New Portuguese Letters (Novas Cartas Portuguesas) Maria Isabel Barreno, Maria Teresa Horta and Maria Velho da Costa. Parents Against Bad Books in Schools. PABBIS (Parents Against Bad Books in Schools), is just one of a number of parent groups around the country challenging children's and young adult books in classroom teaching, and in school and public parents go beyond wanting to restrict access to certain books for their own children; they seek to restrict.
The flipside to this argument is that a banned book usually garners more attention and fanfare in the long run. Back in the '80's when the PMRC was running wild with record labeling artists were terrified at having a warning label slapped on the cover of their album-until some realized having one generated a lot more sales.
Book banning, a form of censorship, occurs when private individuals, government officials, or organizations remove books from libraries, school reading lists, or bookstore shelves because they object to their content, ideas, or advocating a ban complain typically that the book in question contains graphic violence, expresses disrespect for parents and family, is.
AD. There’s more to a book than the swear words in it. Many books have been banned for language that your kid has encountered before or will encounter soon.
Even potty humor (like in “Captain.
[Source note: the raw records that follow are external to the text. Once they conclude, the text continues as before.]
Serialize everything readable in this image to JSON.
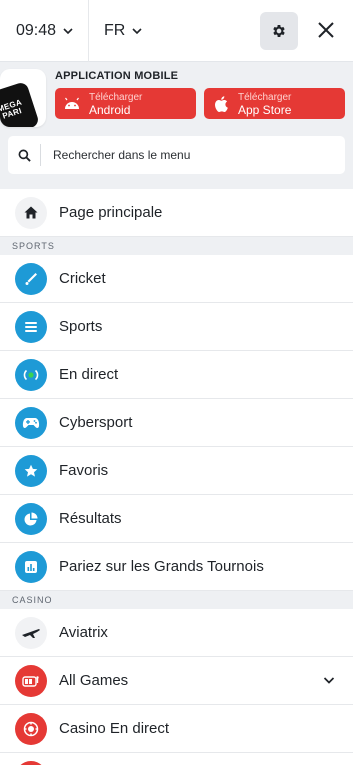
{
  "header": {
    "time": "09:48",
    "language": "FR"
  },
  "app_banner": {
    "title": "APPLICATION MOBILE",
    "logo_text": "MEGA PARI",
    "android": {
      "small": "Télécharger",
      "big": "Android"
    },
    "apple": {
      "small": "Télécharger",
      "big": "App Store"
    }
  },
  "search": {
    "placeholder": "Rechercher dans le menu"
  },
  "home": {
    "label": "Page principale",
    "icon": "home-icon"
  },
  "sections": {
    "sports": "SPORTS",
    "casino": "CASINO"
  },
  "sports_items": [
    {
      "label": "Cricket",
      "icon": "cricket-icon"
    },
    {
      "label": "Sports",
      "icon": "list-icon"
    },
    {
      "label": "En direct",
      "icon": "live-icon"
    },
    {
      "label": "Cybersport",
      "icon": "gamepad-icon"
    },
    {
      "label": "Favoris",
      "icon": "star-icon"
    },
    {
      "label": "Résultats",
      "icon": "pie-icon"
    },
    {
      "label": "Pariez sur les Grands Tournois",
      "icon": "chart-icon"
    }
  ],
  "casino_items": [
    {
      "label": "Aviatrix",
      "icon": "plane-icon"
    },
    {
      "label": "All Games",
      "icon": "slot-icon"
    },
    {
      "label": "Casino En direct",
      "icon": "chip-icon"
    }
  ],
  "colors": {
    "accent_red": "#e53935",
    "accent_blue": "#1e9ad6"
  }
}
Inat least challenges were filed seeking to remove books from libraries or schools, according to a recent news release from the American Library Association.
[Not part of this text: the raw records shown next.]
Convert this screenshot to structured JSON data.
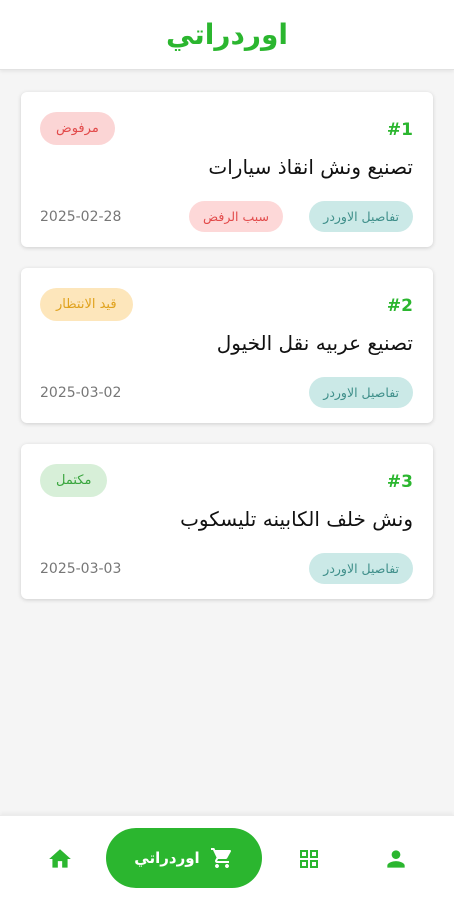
{
  "header": {
    "title": "اوردراتي"
  },
  "orders": [
    {
      "number": "#1",
      "title": "تصنيع ونش انقاذ سيارات",
      "status": "مرفوض",
      "status_bg": "#fbd5d5",
      "status_fg": "#e24a4a",
      "date": "2025-02-28",
      "details_label": "تفاصيل الاوردر",
      "reason_label": "سبب الرفض"
    },
    {
      "number": "#2",
      "title": "تصنيع عربيه نقل الخيول",
      "status": "قيد الانتظار",
      "status_bg": "#fde6bb",
      "status_fg": "#e0a21d",
      "date": "2025-03-02",
      "details_label": "تفاصيل الاوردر"
    },
    {
      "number": "#3",
      "title": "ونش خلف الكابينه تليسكوب",
      "status": "مكتمل",
      "status_bg": "#d7efd8",
      "status_fg": "#3aa63f",
      "date": "2025-03-03",
      "details_label": "تفاصيل الاوردر"
    }
  ],
  "bottom_nav": {
    "active_label": "اوردراتي",
    "items": [
      "home-icon",
      "cart-icon",
      "grid-icon",
      "person-icon"
    ]
  },
  "colors": {
    "brand": "#2bb62f",
    "details_bg": "#cbe9e7",
    "details_fg": "#3f8f8a"
  }
}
Books inspire, advocate, unite, entertain, inform. And the people against those things. They are the greater danger.
You can follow Banned Books Week on Facebook. Well, and me, too. I like. Kids crave relatable books. Banned books often deal with subjects that are realistic, timely, and topical.
Young people may find a character going through exactly what they are, which makes it a powerful reading experience and helps the reader sort out thorny issues like grief, divorce, sexual assault, bullying, prejudice, and sexual identity.
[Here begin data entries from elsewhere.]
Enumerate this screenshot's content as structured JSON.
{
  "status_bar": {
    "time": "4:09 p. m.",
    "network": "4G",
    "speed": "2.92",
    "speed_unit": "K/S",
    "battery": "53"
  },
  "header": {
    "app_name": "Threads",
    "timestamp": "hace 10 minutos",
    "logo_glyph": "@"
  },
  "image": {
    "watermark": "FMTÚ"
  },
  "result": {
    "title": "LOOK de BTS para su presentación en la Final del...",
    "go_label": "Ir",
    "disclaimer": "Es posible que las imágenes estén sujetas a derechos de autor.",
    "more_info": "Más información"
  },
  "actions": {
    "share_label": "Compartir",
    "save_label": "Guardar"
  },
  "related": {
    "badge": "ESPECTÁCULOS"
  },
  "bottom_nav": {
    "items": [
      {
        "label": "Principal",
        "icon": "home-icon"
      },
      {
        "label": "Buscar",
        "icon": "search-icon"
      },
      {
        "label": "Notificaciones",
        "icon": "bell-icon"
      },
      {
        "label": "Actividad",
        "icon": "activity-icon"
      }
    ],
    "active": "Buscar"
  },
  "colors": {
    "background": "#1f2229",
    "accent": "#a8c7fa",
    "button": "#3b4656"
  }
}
F or as long as humans have printed books, censors have argued over their content and tried to limit some books’ distribution. But the reasons for challenging literature change over time, and as. Katherine Beckett & Steve Herbert, Penal Boundaries: Banishment and the Expansion of Punishment, 35 Law & Social Inquiry 1 ().Elizabeth JohHear the word “banishment,” and the image that comes to mind will likely hail from an earlier time.
Think Anne Hutchinson’s expulsion from the Massachusetts Bay Colony in the seventeenth century, or the. But one unfortunate outcome is that 52 percent of the books challenged or banned in the last 10 years feature so-called “diverse content”—that is, they explore issues such as race, religion.
Of th books, 5, were challenged between and Of these serves as an explanation of why these books were challenged. According to the American Library Association, the following contains reasons why books were banned in As mentioned before, Banned Book Week was celebrated the last week of September and into October.
In this essay and one tomorrow, I will address some of Feser and Bessette’s philosophical arguments, including objections that they make to some of my own previous writing on the subject.
The Argument Against Capital Punishment. It is helpful to begin with a discussion of why capital punishment should be considered intrinsically impermissible. Many ways exist to ban books. Our county has a group that reads the questionable book and determines whether its educational value exceeds the weight of the objections against it.
However, schools can ban books without this lengthy procedure. They just choose not to order the books in the first place.